Project description:Mitochondrial shape is determined by fission and fusion reactions catalyzed by large GTPases of the dynamin family, mutation of which can cause neurological dysfunction. While fission-inducing protein phosphatases have been identified, the identity of opposing kinase signaling complexes has remained elusive. We report here that in both neurons and non-neuronal cells, cAMP elevation and expression of an outer-mitochondrial membrane (OMM) targeted form of the protein kinase A (PKA) catalytic subunit reshapes mitochondria into an interconnected network. Conversely, OMM-targeting of the PKA inhibitor PKI promotes mitochondrial fragmentation upstream of neuronal death. RNAi and overexpression approaches identify mitochondria-localized A kinase anchoring protein 1 (AKAP1) as a neuroprotective and mitochondria-stabilizing factor in vitro and in vivo. According to epistasis studies with phosphorylation site-mutant dynamin-related protein 1 (Drp1), inhibition of the mitochondrial fission enzyme through a conserved PKA site is the principal mechanism by which cAMP and PKA/AKAP1 promote both mitochondrial elongation and neuronal survival. Phenocopied by a mutation that slows GTP hydrolysis, Drp1 phosphorylation inhibits the disassembly step of its catalytic cycle, accumulating large, slowly recycling Drp1 oligomers at the OMM. Unopposed fusion then promotes formation of a mitochondrial reticulum, which protects neurons from diverse insults.

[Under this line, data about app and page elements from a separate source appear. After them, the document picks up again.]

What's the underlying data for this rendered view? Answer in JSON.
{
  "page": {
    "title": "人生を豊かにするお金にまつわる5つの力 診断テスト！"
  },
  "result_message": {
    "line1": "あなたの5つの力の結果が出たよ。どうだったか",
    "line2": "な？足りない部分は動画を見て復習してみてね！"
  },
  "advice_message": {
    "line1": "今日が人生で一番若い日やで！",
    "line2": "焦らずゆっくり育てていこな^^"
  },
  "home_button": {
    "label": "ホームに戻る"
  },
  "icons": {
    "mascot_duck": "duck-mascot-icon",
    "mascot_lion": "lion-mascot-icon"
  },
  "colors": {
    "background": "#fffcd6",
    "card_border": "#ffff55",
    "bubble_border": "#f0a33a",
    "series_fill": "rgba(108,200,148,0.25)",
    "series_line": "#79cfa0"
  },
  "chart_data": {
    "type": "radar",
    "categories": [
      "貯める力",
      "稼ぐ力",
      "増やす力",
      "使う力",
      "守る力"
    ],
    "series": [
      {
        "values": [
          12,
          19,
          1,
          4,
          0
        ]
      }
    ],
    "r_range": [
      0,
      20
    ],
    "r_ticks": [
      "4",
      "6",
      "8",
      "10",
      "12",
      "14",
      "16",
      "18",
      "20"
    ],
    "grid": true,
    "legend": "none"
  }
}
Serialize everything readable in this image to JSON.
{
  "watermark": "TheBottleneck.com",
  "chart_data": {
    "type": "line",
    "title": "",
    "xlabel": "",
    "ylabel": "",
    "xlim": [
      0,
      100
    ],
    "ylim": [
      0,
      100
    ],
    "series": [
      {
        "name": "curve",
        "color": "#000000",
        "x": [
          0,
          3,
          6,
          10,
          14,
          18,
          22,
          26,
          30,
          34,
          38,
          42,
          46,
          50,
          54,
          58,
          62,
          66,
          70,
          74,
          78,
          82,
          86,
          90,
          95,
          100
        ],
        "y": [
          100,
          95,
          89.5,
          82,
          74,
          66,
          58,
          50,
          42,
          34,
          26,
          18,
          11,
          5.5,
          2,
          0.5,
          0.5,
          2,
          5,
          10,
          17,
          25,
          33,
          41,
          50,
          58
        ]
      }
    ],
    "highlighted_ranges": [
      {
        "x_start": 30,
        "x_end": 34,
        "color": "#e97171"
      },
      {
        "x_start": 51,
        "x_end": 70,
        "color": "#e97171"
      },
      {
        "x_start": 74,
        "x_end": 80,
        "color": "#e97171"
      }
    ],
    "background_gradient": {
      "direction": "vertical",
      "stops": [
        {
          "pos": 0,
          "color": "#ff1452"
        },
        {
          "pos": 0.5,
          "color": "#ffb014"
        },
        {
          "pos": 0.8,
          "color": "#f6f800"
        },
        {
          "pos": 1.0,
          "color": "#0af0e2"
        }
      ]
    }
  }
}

Project description:Cellular mechanisms involved in multiple neurodegenerative diseases converge on mitochondria to induce overproduction of reactive oxygen species, damage to mitochondria, and subsequent cytochrome c release. Little is currently known regarding the contribution mitochondrial dynamics play in cytochrome c release following oxidative stress in neurodegenerative disease. Here we induced oxidative stress in the HT22 cell line with glutamate and investigated key mediators of mitochondrial dynamics to determine the role this process may play in oxidative stress induced neuronal death. We report that glutamate treatment in HT22 cells induces increase in reactive oxygen species (ROS), release of the mitochondrial fusion protein Opa1 into the cytosol, with concomitant release of cytochrome c. Furthermore, following the glutamate treatment alterations in cell signaling coincide with mitochondrial fragmentation which culminates in significant cell death in HT22 cells. Finally, we report that treatment with the antioxidant tocopherol attenuates glutamate induced-ROS increase, release of mitochondrial Opa1 and cytochrome c, and prevents cell death.